Bilione W. Young • Tue, Feb 21st, 2012
As reported February 13 by John Gever of MedPage Today, Losina developed her TKR incidence data from the Multicenter Osteoarthritis Study and the Osteoarthritis Initiative and extrapolated it to the entire population on the basis of osteoarthritis occurrences established in the National Health and Nutrition examination survey. She fed these numbers into a system that uses simulations to estimate TKR prevalence by age and gender, the progression of symptomatic osteoarthritis, and the likelihood of revision.
Among her finding was that 2% of women and more than 1% of men in their 50s already have received one or more artificial knees. When she investigated the ages from 60 to 69, she found that 3% of men and 4% of women have had knee replacement surgery.
When Losina and her colleagues included estimates of the progression of osteoarthritis and demographic trends they found that the lifetime risk of knee replacement is about 10% for women and 7% for men.
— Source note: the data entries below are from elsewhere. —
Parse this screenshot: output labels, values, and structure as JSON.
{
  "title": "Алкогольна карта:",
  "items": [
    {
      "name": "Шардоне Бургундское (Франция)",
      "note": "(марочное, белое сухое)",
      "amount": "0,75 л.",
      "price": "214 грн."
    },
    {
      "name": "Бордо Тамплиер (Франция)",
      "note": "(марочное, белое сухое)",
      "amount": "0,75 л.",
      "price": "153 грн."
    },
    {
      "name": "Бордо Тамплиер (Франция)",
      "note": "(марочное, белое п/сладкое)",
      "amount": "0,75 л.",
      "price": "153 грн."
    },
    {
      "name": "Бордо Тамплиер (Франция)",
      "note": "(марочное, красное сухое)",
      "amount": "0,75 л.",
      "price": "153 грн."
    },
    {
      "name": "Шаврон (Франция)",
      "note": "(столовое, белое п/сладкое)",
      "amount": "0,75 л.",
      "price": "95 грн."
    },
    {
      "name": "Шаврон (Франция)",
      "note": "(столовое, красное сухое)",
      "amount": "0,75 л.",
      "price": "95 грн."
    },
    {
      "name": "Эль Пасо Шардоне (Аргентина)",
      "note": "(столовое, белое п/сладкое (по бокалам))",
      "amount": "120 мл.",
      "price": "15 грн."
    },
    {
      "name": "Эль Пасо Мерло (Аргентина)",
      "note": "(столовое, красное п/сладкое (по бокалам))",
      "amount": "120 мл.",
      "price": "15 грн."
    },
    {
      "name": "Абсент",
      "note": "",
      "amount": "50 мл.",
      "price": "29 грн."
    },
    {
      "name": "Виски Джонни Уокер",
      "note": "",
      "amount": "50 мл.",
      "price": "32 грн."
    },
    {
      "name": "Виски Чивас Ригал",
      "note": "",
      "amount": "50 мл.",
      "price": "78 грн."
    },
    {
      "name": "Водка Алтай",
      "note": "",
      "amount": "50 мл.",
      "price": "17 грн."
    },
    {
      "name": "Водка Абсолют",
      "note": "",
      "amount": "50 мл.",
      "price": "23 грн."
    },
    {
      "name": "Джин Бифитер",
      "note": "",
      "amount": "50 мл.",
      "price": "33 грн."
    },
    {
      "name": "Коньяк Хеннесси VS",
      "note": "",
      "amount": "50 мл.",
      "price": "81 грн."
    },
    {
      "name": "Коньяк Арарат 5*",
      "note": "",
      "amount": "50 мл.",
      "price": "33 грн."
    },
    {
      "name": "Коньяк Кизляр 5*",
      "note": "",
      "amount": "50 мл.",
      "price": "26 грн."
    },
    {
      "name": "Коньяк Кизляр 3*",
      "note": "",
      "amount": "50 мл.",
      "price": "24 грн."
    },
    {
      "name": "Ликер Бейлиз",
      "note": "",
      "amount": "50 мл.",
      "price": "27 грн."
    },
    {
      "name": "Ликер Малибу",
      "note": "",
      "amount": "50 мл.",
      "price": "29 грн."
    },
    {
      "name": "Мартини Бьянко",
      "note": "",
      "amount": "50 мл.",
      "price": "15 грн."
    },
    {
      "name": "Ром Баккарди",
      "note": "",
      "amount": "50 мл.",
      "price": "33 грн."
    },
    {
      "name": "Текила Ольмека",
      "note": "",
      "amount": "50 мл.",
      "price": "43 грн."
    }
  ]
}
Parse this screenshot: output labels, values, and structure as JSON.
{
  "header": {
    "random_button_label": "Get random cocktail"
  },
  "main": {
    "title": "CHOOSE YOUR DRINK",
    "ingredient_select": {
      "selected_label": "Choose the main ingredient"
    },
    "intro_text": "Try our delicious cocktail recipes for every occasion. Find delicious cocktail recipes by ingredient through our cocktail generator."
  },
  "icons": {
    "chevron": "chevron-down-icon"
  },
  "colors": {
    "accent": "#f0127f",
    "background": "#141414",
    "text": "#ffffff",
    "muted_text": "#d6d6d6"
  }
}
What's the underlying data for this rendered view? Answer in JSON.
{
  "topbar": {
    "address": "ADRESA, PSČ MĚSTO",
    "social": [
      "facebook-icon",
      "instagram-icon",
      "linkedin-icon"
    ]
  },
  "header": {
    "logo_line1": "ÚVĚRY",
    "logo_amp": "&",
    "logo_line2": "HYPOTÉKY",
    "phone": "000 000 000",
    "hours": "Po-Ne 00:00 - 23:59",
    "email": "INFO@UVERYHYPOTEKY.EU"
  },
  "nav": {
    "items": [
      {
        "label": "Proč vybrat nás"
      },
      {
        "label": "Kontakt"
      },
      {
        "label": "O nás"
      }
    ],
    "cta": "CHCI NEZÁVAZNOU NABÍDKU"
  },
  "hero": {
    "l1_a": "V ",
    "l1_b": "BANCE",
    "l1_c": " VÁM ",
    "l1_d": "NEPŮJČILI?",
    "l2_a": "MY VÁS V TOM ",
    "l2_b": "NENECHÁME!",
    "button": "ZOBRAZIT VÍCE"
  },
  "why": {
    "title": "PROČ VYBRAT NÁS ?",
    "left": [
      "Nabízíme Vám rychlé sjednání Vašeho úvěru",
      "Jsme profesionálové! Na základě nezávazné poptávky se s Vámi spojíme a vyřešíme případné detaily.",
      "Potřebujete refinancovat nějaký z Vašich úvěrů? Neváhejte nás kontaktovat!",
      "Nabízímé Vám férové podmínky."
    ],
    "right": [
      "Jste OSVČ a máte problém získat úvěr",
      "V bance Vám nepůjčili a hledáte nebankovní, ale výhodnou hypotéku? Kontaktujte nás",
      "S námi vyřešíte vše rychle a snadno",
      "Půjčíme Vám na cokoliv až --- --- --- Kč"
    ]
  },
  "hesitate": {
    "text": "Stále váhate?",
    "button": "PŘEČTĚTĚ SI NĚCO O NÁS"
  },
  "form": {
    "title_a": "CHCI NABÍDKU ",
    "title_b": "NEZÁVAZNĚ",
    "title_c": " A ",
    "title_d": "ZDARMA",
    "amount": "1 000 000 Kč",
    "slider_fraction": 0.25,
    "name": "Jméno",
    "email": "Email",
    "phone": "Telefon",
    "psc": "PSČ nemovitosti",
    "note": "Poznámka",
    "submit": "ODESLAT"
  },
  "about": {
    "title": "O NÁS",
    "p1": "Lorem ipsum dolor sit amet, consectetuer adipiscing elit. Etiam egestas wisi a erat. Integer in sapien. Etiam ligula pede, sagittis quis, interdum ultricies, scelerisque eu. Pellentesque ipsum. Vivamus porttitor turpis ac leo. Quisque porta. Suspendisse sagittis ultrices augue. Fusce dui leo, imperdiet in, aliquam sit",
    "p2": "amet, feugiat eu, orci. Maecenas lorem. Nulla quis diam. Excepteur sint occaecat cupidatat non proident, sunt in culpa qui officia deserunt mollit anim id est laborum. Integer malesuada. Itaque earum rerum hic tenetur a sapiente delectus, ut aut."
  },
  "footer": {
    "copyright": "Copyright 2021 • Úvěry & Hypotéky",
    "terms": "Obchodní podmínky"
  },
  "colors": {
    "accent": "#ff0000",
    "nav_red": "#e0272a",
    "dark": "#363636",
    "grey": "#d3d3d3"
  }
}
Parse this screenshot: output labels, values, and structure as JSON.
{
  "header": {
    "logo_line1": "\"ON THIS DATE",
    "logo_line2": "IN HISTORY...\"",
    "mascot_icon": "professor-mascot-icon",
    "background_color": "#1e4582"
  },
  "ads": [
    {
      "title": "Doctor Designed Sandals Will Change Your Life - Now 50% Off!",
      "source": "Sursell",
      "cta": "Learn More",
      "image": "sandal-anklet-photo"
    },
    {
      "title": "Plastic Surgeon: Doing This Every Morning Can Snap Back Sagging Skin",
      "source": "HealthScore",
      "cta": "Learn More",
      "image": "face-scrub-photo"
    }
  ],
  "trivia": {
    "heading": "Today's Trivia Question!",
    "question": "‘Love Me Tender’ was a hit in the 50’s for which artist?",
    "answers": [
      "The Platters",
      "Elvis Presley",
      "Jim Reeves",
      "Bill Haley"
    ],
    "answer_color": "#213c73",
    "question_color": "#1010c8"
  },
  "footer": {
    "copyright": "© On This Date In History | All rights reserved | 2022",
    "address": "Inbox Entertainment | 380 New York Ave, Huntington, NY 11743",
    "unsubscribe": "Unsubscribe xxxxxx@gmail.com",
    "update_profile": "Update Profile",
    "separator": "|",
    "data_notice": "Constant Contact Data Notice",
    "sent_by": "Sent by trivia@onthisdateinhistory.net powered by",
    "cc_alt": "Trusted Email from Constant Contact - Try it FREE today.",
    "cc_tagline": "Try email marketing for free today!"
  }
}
Adding to the estimated cost is the expectation that about 1% of men and 2% of women will have had multiple procedures on the same joint by the time they die.
Gever quotes Losina as noting that the estimates suggest that knee replacement “is considerably more prevalent than rheumatoid arthritis and nearly as prevalent as congestive heart failure.” Because knee replacements are being performed more commonly in the middle-aged, there is an “urgent need for studying longer-term outcomes in younger persons undergoing TKR,” she said.